─── GIVEN ENTRIES

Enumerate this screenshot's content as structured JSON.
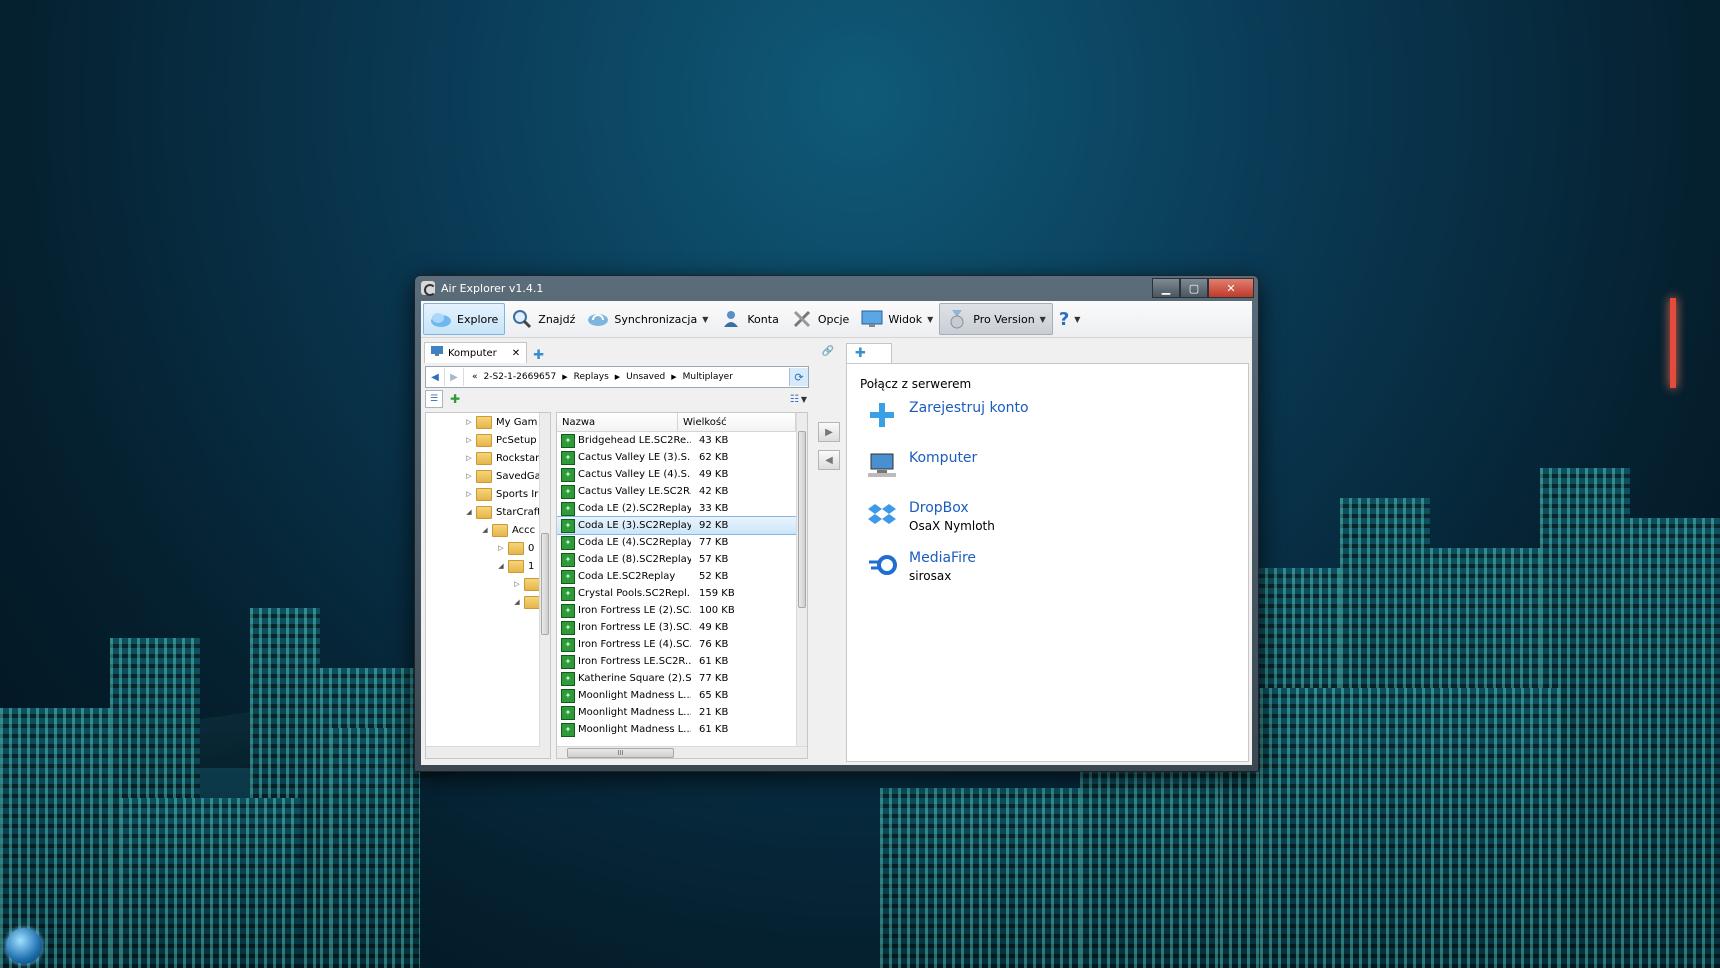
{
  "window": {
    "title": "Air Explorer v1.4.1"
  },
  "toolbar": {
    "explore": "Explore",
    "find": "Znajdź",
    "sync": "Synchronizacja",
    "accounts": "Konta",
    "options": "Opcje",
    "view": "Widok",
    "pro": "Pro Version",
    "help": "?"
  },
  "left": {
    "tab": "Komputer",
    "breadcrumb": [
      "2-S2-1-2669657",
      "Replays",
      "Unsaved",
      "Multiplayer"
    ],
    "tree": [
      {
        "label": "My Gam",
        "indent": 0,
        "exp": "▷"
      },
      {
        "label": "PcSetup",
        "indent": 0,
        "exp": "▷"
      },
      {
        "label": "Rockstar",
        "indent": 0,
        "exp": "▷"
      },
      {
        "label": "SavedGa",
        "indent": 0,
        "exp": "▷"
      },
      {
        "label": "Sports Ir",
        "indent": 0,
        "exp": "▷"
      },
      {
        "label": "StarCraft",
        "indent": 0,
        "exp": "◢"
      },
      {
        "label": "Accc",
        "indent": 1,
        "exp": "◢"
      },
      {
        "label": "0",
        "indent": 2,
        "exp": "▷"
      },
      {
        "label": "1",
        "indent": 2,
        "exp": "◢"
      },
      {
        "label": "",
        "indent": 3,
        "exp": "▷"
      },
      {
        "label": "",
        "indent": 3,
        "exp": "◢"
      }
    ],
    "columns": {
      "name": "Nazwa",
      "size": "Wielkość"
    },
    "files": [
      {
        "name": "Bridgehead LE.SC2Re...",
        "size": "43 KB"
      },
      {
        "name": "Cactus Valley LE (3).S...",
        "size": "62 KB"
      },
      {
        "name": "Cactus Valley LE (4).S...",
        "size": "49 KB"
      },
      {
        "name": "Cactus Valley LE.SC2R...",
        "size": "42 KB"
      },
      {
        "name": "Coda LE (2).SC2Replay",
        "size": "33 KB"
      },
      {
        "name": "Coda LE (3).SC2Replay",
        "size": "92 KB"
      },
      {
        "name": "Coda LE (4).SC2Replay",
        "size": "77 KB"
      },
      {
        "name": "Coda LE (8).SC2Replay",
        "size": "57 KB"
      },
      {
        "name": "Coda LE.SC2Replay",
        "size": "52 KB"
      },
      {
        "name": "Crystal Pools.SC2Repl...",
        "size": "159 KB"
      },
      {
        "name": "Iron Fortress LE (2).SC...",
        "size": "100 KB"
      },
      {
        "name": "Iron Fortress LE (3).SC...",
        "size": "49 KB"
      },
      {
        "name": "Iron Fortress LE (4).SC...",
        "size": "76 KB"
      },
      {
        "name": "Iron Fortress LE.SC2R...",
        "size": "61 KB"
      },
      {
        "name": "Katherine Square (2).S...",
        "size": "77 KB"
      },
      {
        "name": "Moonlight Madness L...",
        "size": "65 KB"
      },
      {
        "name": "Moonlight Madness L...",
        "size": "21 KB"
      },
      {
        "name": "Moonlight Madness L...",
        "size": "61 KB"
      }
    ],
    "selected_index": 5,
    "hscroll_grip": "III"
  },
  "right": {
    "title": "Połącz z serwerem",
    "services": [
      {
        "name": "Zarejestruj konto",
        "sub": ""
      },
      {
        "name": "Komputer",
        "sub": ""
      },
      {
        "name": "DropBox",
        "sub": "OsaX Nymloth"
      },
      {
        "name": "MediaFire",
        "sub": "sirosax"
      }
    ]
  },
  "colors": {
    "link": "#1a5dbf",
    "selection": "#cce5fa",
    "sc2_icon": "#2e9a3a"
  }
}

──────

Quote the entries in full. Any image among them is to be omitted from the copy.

WRITTEN RESPONSE ->
Enumerate this screenshot's content as structured JSON.
{
  "window": {
    "title": "Air Explorer v1.4.1"
  },
  "toolbar": {
    "explore": "Explore",
    "find": "Znajdź",
    "sync": "Synchronizacja",
    "accounts": "Konta",
    "options": "Opcje",
    "view": "Widok",
    "pro": "Pro Version",
    "help": "?"
  },
  "left": {
    "tab": "Komputer",
    "breadcrumb": [
      "2-S2-1-2669657",
      "Replays",
      "Unsaved",
      "Multiplayer"
    ],
    "tree": [
      {
        "label": "My Gam",
        "indent": 0,
        "exp": "▷"
      },
      {
        "label": "PcSetup",
        "indent": 0,
        "exp": "▷"
      },
      {
        "label": "Rockstar",
        "indent": 0,
        "exp": "▷"
      },
      {
        "label": "SavedGa",
        "indent": 0,
        "exp": "▷"
      },
      {
        "label": "Sports Ir",
        "indent": 0,
        "exp": "▷"
      },
      {
        "label": "StarCraft",
        "indent": 0,
        "exp": "◢"
      },
      {
        "label": "Accc",
        "indent": 1,
        "exp": "◢"
      },
      {
        "label": "0",
        "indent": 2,
        "exp": "▷"
      },
      {
        "label": "1",
        "indent": 2,
        "exp": "◢"
      },
      {
        "label": "",
        "indent": 3,
        "exp": "▷"
      },
      {
        "label": "",
        "indent": 3,
        "exp": "◢"
      }
    ],
    "columns": {
      "name": "Nazwa",
      "size": "Wielkość"
    },
    "files": [
      {
        "name": "Bridgehead LE.SC2Re...",
        "size": "43 KB"
      },
      {
        "name": "Cactus Valley LE (3).S...",
        "size": "62 KB"
      },
      {
        "name": "Cactus Valley LE (4).S...",
        "size": "49 KB"
      },
      {
        "name": "Cactus Valley LE.SC2R...",
        "size": "42 KB"
      },
      {
        "name": "Coda LE (2).SC2Replay",
        "size": "33 KB"
      },
      {
        "name": "Coda LE (3).SC2Replay",
        "size": "92 KB"
      },
      {
        "name": "Coda LE (4).SC2Replay",
        "size": "77 KB"
      },
      {
        "name": "Coda LE (8).SC2Replay",
        "size": "57 KB"
      },
      {
        "name": "Coda LE.SC2Replay",
        "size": "52 KB"
      },
      {
        "name": "Crystal Pools.SC2Repl...",
        "size": "159 KB"
      },
      {
        "name": "Iron Fortress LE (2).SC...",
        "size": "100 KB"
      },
      {
        "name": "Iron Fortress LE (3).SC...",
        "size": "49 KB"
      },
      {
        "name": "Iron Fortress LE (4).SC...",
        "size": "76 KB"
      },
      {
        "name": "Iron Fortress LE.SC2R...",
        "size": "61 KB"
      },
      {
        "name": "Katherine Square (2).S...",
        "size": "77 KB"
      },
      {
        "name": "Moonlight Madness L...",
        "size": "65 KB"
      },
      {
        "name": "Moonlight Madness L...",
        "size": "21 KB"
      },
      {
        "name": "Moonlight Madness L...",
        "size": "61 KB"
      }
    ],
    "selected_index": 5,
    "hscroll_grip": "III"
  },
  "right": {
    "title": "Połącz z serwerem",
    "services": [
      {
        "name": "Zarejestruj konto",
        "sub": ""
      },
      {
        "name": "Komputer",
        "sub": ""
      },
      {
        "name": "DropBox",
        "sub": "OsaX Nymloth"
      },
      {
        "name": "MediaFire",
        "sub": "sirosax"
      }
    ]
  },
  "colors": {
    "link": "#1a5dbf",
    "selection": "#cce5fa",
    "sc2_icon": "#2e9a3a"
  }
}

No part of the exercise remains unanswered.